- Galapagos NV on Wednesday hailed positive clinical data for its lung disease drug, but some analysts are suggesting the celebration may be premature.
- After 12 weeks, patients with idiopathic pulmonary fibrosis (IPF) who took Galapagos' GLPG1690 demonstrated an 8 mL increase in their forced vital capacity (FVC), according to topline results from the Phase 2a FLORA trial. Conversely, the study's placebo arm showed an 87 mL reduction in FVC, which measures lung health by how much air a person can push out of the organ.
- While Galapagos leadership trumpeted their drug's ability to "halt disease progression," others weren't as convinced. Jefferies analyst Michael Yee highlighted in a Aug. 9 investor note about fellow IPF drugmaker FibroGen Inc. that, though promising, the FLORA investigation was limited by its small enrollment and short duration.
Investigators enrolled 23 patients in FLORA, with 17 in the treatment group and 6 in the control group, and ran the trial over roughly three months. Yee points out, however, that Phase 3 studies for rival therapies, such as FibroGen's FG-3019, employed much more robust enrollment and testing periods. That's important, because FVC tends to get worse over time, even when patients are receiving treatment.
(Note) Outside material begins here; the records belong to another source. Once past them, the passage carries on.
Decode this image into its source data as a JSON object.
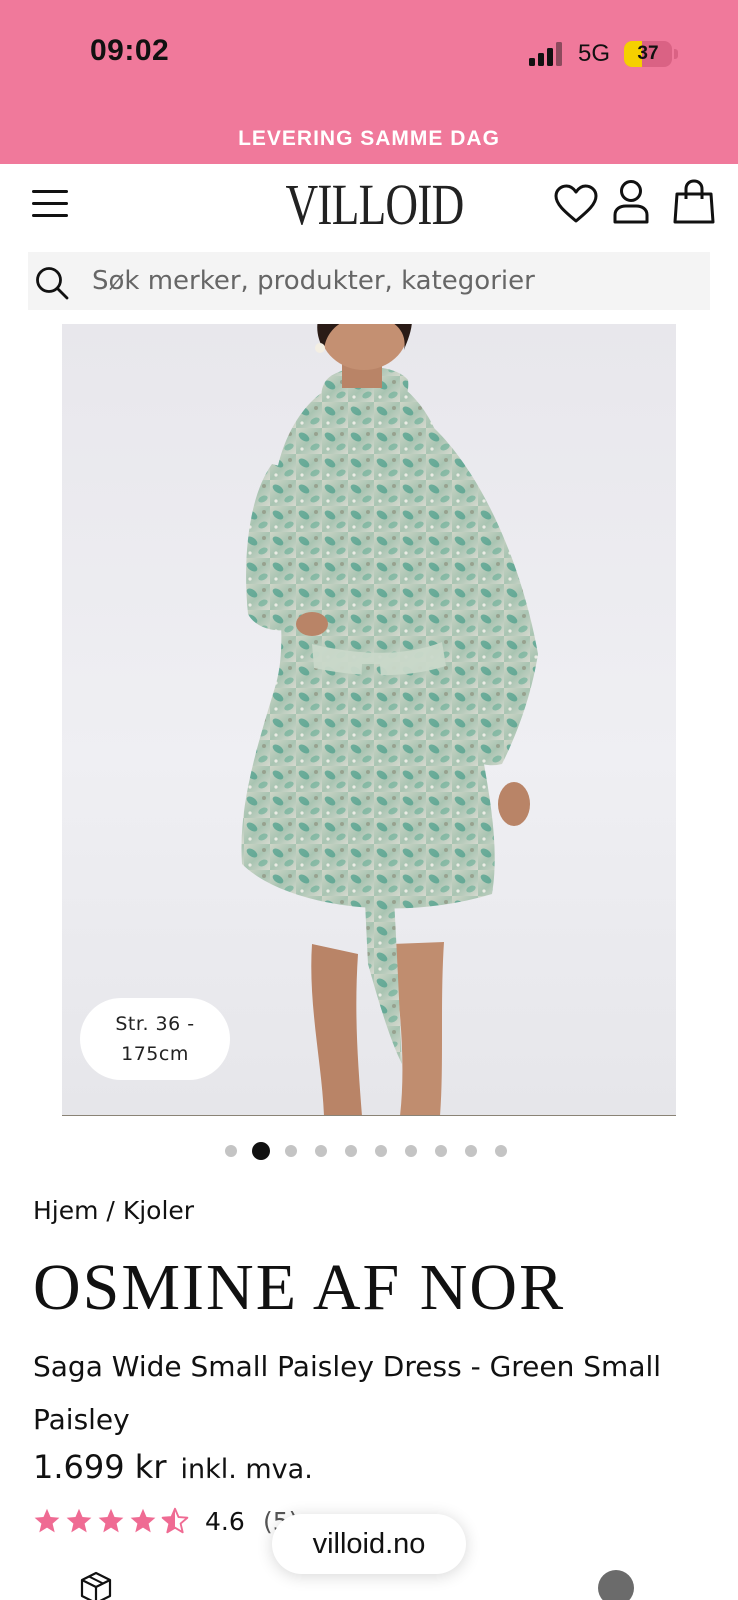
{
  "status_bar": {
    "time": "09:02",
    "network": "5G",
    "battery": "37",
    "battery_level": 0.37,
    "background_color": "#f0799b"
  },
  "promo_banner": {
    "text": "LEVERING SAMME DAG",
    "color": "#f0799b"
  },
  "header": {
    "logo": "VILLOID",
    "icons": [
      "menu-icon",
      "heart-icon",
      "user-icon",
      "shopping-bag-icon"
    ]
  },
  "search": {
    "placeholder": "Søk merker, produkter, kategorier",
    "icon": "search-icon"
  },
  "gallery": {
    "size_badge": "Str. 36 - 175cm",
    "slide_count": 10,
    "active_slide": 2
  },
  "product": {
    "breadcrumb": {
      "home": "Hjem",
      "separator": " / ",
      "category": "Kjoler"
    },
    "brand": "OSMINE AF NOR",
    "title": "Saga Wide Small Paisley Dress - Green Small Paisley",
    "price": "1.699 kr",
    "price_note": "inkl. mva.",
    "rating": {
      "stars": 4.6,
      "value": "4.6",
      "count": "(5)",
      "star_color": "#ef6b93"
    }
  },
  "browser": {
    "url": "villoid.no"
  },
  "bottom_icons": [
    "box-icon",
    "chat-icon"
  ]
}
It's "still early to make too many claims on halting disease," Yee said in his Aug. 9 note. He added that the early results don't look like they met statistical significance for FVC, though they did evince "attractive proof of concept" and some statistical significance with regard to functional respiratory imaging (FRI).
Galapagos, however, sees the trial design as a plus — reflective of its drug's fast-acting benefits for IPF patients.
"The stabilization of FVC over 12 weeks upon GLPG1690 treatment is a major milestone in IPF, where, by way of reference, the currently approved treatments show a decrease of approximately 30 mL over the same treatment period," Galapagos Chief Scientific Officer Piet Wigerinck said in an Aug. 9 statement.
What's more, the company believes the results reaffirm the promise of its drug discovery platform outside of its highly anticipated Janus kinase inhibitor filogotinib.
"Not only does GLPG1690 show early promise as a potential therapy for IPF, but it also marks an important milestone for Galapagos as a company: proof of concept in patients of a second mechanism of action coming from our target discovery platform. Galapagos has shown that this platform continues to deliver novel mechanisms of action beyond JAK-1 in inflammation," Wigerinck said.
In addition to FVC improvement, patients taking Galapagos' drug demonstrated disease stabilization, with FRI showing the treatment hit statistical significance for two specific parameters. The company didn't elaborate on what those parameters were in the Aug. 9 statement.
The company also said it has met with regulators and plans to quickly push GLPG1690 into late-stage testing.
A Food and Drug Administration approval of the drug would surely evolve Galapagos' revenues and market capitalization. The IPF patient population is large, yet there are few treatments green lit in the U.S. to treat the disease.
The medicines that have gained market access have so far been profitable. Roche AG, for instance, put down more than $8 billion to acquire InterMune, Inc. back in 2014. The deal gave the Swiss drugmaker control over the IPF drug pirfenidone, now branded as Esbriet. Revenue from the treatment totaled CHF 418 million ($435 million) in the first half of 2017.
GLPG1690 works by inhibiting autotaxin, an enzyme that creates signaling molecules and plays a role in a variety of bodily activities such as lymphocyte homing and tumor progression. Patients who took the drug in FLORA had lower levels of a biomarker for autotaxin inhibition, meaning the "level of target engagement observed in Phase 1 with healthy volunteers was confirmed in IPF patients in FLORA," according to Galapagos.
Galapagos shares climbed nearly 14% to $83.24 apiece between Wednesday afternoon and Thursday morning.